Mexico drug lord captures change but don't lower trafficking MEXICO CITY (AP) - It's another big score for the Mexican government, which has been tearing through its list of most-wanted drug lords in recent years. Still, no one expects drug trafficking or violence to decrease after the capture of Servando "La Tuta" Gomez, a former grade-school teacher whose Knights Templar cartel once terrorized the western state of Michoacan.
Spock's ears: A pointy trademark for Leonard Nimoy LOS ANGELES (AP) - Leonard Nimoy, who died Friday at age 83, likely had the most famous lobes in Hollywood. As the logical half-human, half-alien Mr. Spock in "Star Trek," his pointy Vulcan appendages became a signature - and a nuisance - for the actor. Here's a few facts about those iconic ears: ---
AP PHOTOS: Antarctica's spectacular glaciers melting faster CAPE LEGOUPIL, Antarctica (AP) - From the ground of this extreme northern part of Antarctica, a spectacular white and blinding ice seemingly extends forever. What can't be seen is the battle raging below to reshape Earth. Water is eating away at the Antarctic ice, melting it where it hits the oceans. As the ice sheets slowly thaw, water pours into the sea, 130 billion tons of ice (118 billion metric tons) per year for the past decade, according to NASA satellite calculations.

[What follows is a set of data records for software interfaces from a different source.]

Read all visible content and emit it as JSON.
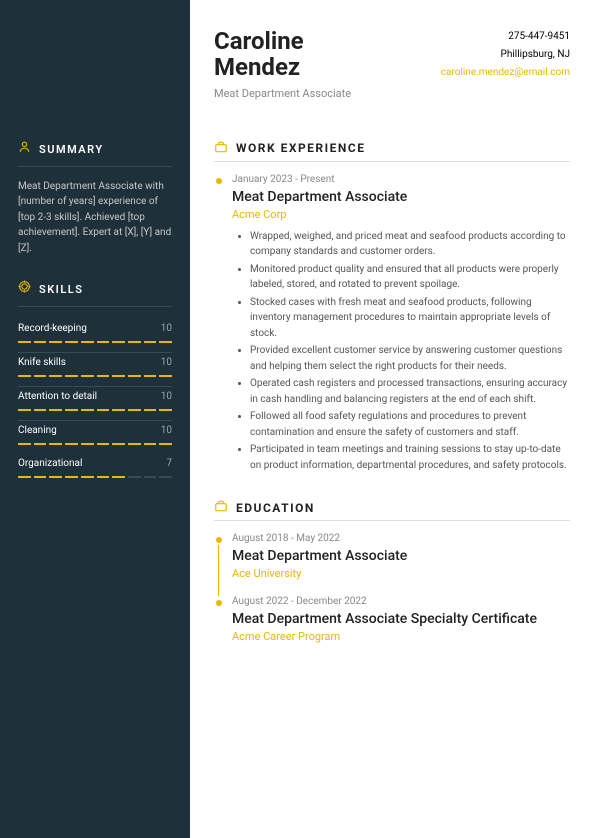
{
  "colors": {
    "accent": "#e6b800",
    "sidebar_bg": "#1e3039"
  },
  "person": {
    "first_name": "Caroline",
    "last_name": "Mendez",
    "title": "Meat Department Associate"
  },
  "contact": {
    "phone": "275-447-9451",
    "location": "Phillipsburg, NJ",
    "email": "caroline.mendez@email.com"
  },
  "summary": {
    "heading": "SUMMARY",
    "icon": "person-icon",
    "text": "Meat Department Associate with [number of years] experience of [top 2-3 skills]. Achieved [top achievement]. Expert at [X], [Y] and [Z]."
  },
  "skills": {
    "heading": "SKILLS",
    "icon": "target-icon",
    "items": [
      {
        "name": "Record-keeping",
        "score": 10
      },
      {
        "name": "Knife skills",
        "score": 10
      },
      {
        "name": "Attention to detail",
        "score": 10
      },
      {
        "name": "Cleaning",
        "score": 10
      },
      {
        "name": "Organizational",
        "score": 7
      }
    ]
  },
  "work": {
    "heading": "WORK EXPERIENCE",
    "icon": "briefcase-icon",
    "entries": [
      {
        "date": "January 2023 - Present",
        "title": "Meat Department Associate",
        "org": "Acme Corp",
        "bullets": [
          "Wrapped, weighed, and priced meat and seafood products according to company standards and customer orders.",
          "Monitored product quality and ensured that all products were properly labeled, stored, and rotated to prevent spoilage.",
          "Stocked cases with fresh meat and seafood products, following inventory management procedures to maintain appropriate levels of stock.",
          "Provided excellent customer service by answering customer questions and helping them select the right products for their needs.",
          "Operated cash registers and processed transactions, ensuring accuracy in cash handling and balancing registers at the end of each shift.",
          "Followed all food safety regulations and procedures to prevent contamination and ensure the safety of customers and staff.",
          "Participated in team meetings and training sessions to stay up-to-date on product information, departmental procedures, and safety protocols."
        ]
      }
    ]
  },
  "education": {
    "heading": "EDUCATION",
    "icon": "briefcase-icon",
    "entries": [
      {
        "date": "August 2018 - May 2022",
        "title": "Meat Department Associate",
        "org": "Ace University"
      },
      {
        "date": "August 2022 - December 2022",
        "title": "Meat Department Associate Specialty Certificate",
        "org": "Acme Career Program"
      }
    ]
  }
}
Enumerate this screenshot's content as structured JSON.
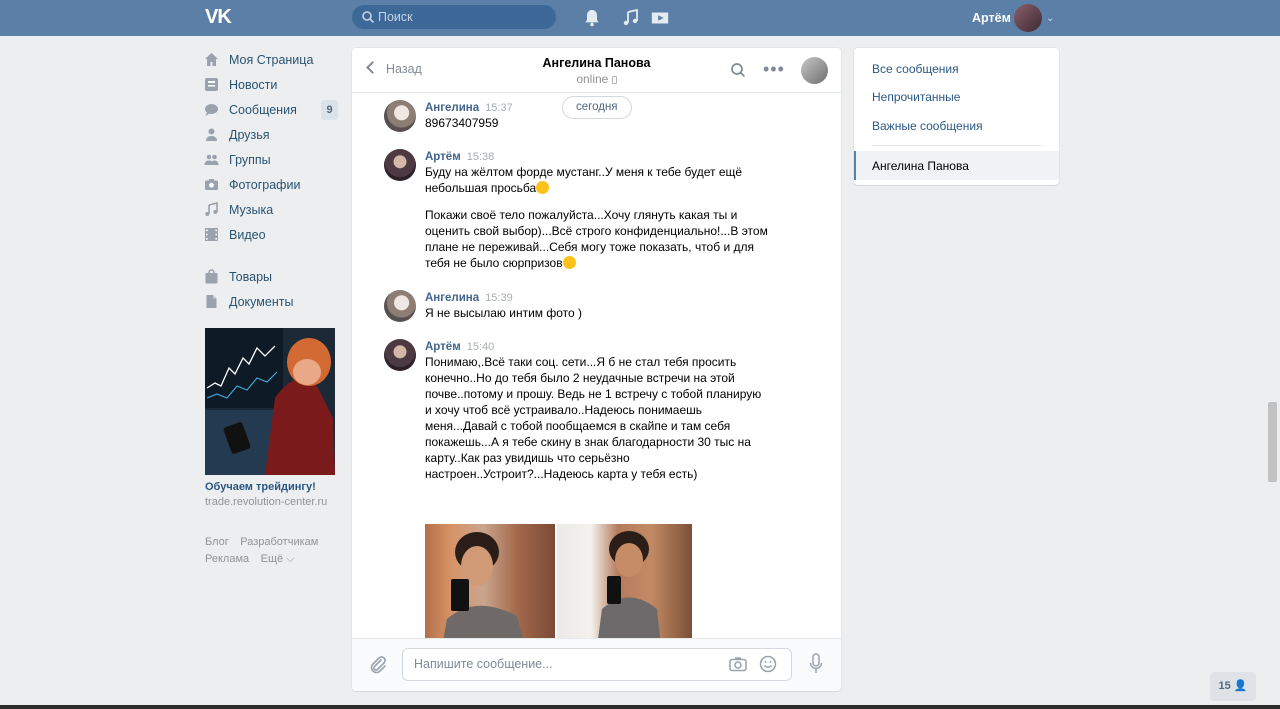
{
  "topbar": {
    "logo": "VK",
    "search_placeholder": "Поиск",
    "user_name": "Артём",
    "icons": [
      "bell-icon",
      "music-note-icon",
      "play-icon"
    ]
  },
  "sidebar": {
    "items": [
      {
        "label": "Моя Страница",
        "icon": "home-icon"
      },
      {
        "label": "Новости",
        "icon": "news-icon"
      },
      {
        "label": "Сообщения",
        "icon": "chat-icon",
        "count": "9"
      },
      {
        "label": "Друзья",
        "icon": "person-icon"
      },
      {
        "label": "Группы",
        "icon": "group-icon"
      },
      {
        "label": "Фотографии",
        "icon": "camera-icon"
      },
      {
        "label": "Музыка",
        "icon": "music-icon"
      },
      {
        "label": "Видео",
        "icon": "film-icon"
      },
      {
        "label": "Товары",
        "icon": "bag-icon"
      },
      {
        "label": "Документы",
        "icon": "document-icon"
      }
    ],
    "ad": {
      "title": "Обучаем трейдингу!",
      "url": "trade.revolution-center.ru"
    },
    "footer_links": [
      "Блог",
      "Разработчикам",
      "Реклама",
      "Ещё ⌵"
    ]
  },
  "chat": {
    "back_label": "Назад",
    "peer_name": "Ангелина Панова",
    "peer_status": "online",
    "date_label": "сегодня",
    "messages": [
      {
        "author": "Ангелина",
        "time": "15:37",
        "lines": [
          "89673407959"
        ]
      },
      {
        "author": "Артём",
        "time": "15:38",
        "p1": "Буду на жёлтом форде мустанг..У меня к тебе будет ещё небольшая просьба",
        "p2": "Покажи своё тело пожалуйста...Хочу глянуть какая ты и оценить свой выбор)...Всё строго конфиденциально!...В этом плане не переживай...Себя могу тоже показать, чтоб и для тебя не было сюрпризов"
      },
      {
        "author": "Ангелина",
        "time": "15:39",
        "lines": [
          "Я не высылаю интим фото )"
        ]
      },
      {
        "author": "Артём",
        "time": "15:40",
        "text": "Понимаю,.Всё таки соц. сети...Я б не стал тебя просить конечно..Но до тебя было 2 неудачные встречи на этой почве..потому и прошу. Ведь не 1 встречу с тобой планирую и хочу чтоб всё устраивало..Надеюсь понимаешь меня...Давай с тобой пообщаемся в скайпе и там себя покажешь...А я тебе скину в знак благодарности 30 тыс на карту..Как раз увидишь что серьёзно настроен..Устроит?...Надеюсь карта у тебя есть)"
      }
    ],
    "composer_placeholder": "Напишите сообщение..."
  },
  "right_panel": {
    "items": [
      "Все сообщения",
      "Непрочитанные",
      "Важные сообщения"
    ],
    "active": "Ангелина Панова"
  },
  "online_count": "15"
}
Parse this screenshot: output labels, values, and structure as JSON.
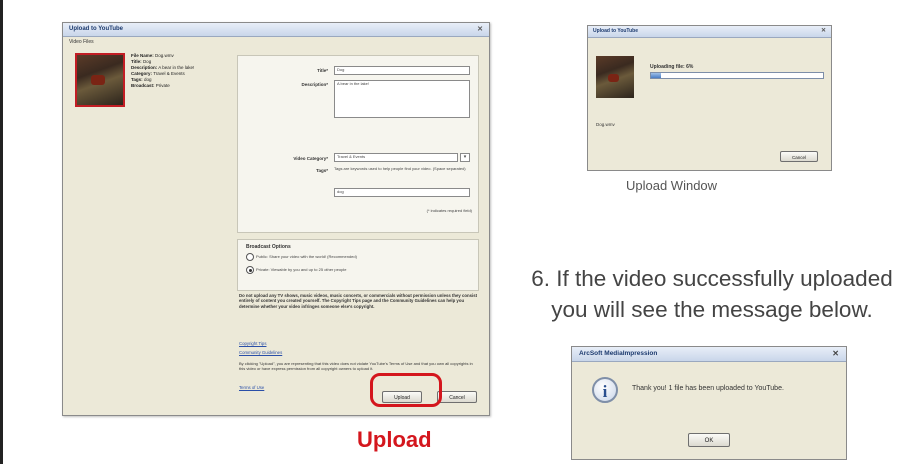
{
  "main_dialog": {
    "title": "Upload to YouTube",
    "group_label": "Video Files",
    "meta": [
      {
        "key": "File Name:",
        "value": "Dog.wmv"
      },
      {
        "key": "Title:",
        "value": "Dog"
      },
      {
        "key": "Description:",
        "value": "A bear in the lake!"
      },
      {
        "key": "Category:",
        "value": "Travel & Events"
      },
      {
        "key": "Tags:",
        "value": "dog"
      },
      {
        "key": "Broadcast:",
        "value": "Private"
      }
    ],
    "fields": {
      "title_label": "Title*",
      "title_value": "Dog",
      "description_label": "Description*",
      "description_value": "A bear in the lake!",
      "category_label": "Video Category*",
      "category_value": "Travel & Events",
      "tags_label": "Tags*",
      "tags_help": "Tags are keywords used to help people find your video. (Space separated)",
      "tags_value": "dog",
      "required_note": "(* indicates required field)"
    },
    "broadcast": {
      "heading": "Broadcast Options",
      "option_public": "Public: Share your video with the world! (Recommended)",
      "option_private": "Private: Viewable by you and up to 25 other people"
    },
    "legal_text": "Do not upload any TV shows, music videos, music concerts, or commercials without permission unless they consist entirely of content you created yourself. The Copyright Tips page and the Community Guidelines can help you determine whether your video infringes someone else's copyright.",
    "link_copyright": "Copyright Tips",
    "link_guidelines": "Community Guidelines",
    "agreement_text": "By clicking \"Upload\", you are representing that this video does not violate YouTube's Terms of Use and that you own all copyrights in this video or have express permission from all copyright owners to upload it.",
    "link_terms": "Terms of Use",
    "upload_button": "Upload",
    "cancel_button": "Cancel"
  },
  "upload_caption": "Upload",
  "upload_window": {
    "title": "Upload to YouTube",
    "status": "Uploading file: 6%",
    "progress": 0.06,
    "thumb_label": "Dog.wmv",
    "cancel_button": "Cancel",
    "caption": "Upload Window"
  },
  "step_text": {
    "line1": "6. If the video successfully uploaded",
    "line2": "you will see the message below."
  },
  "message_box": {
    "title": "ArcSoft MediaImpression",
    "icon": "i",
    "message": "Thank you! 1 file has been uploaded to YouTube.",
    "ok_button": "OK"
  }
}
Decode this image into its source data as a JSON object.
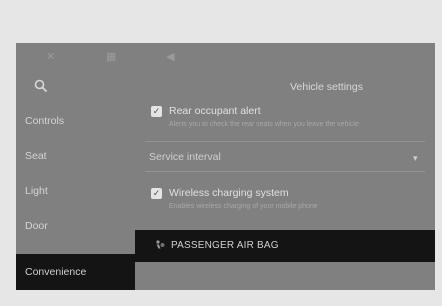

That's enough ice melt to fill more than 1.3 million Olympic swimming pools. And the melting is accelerating.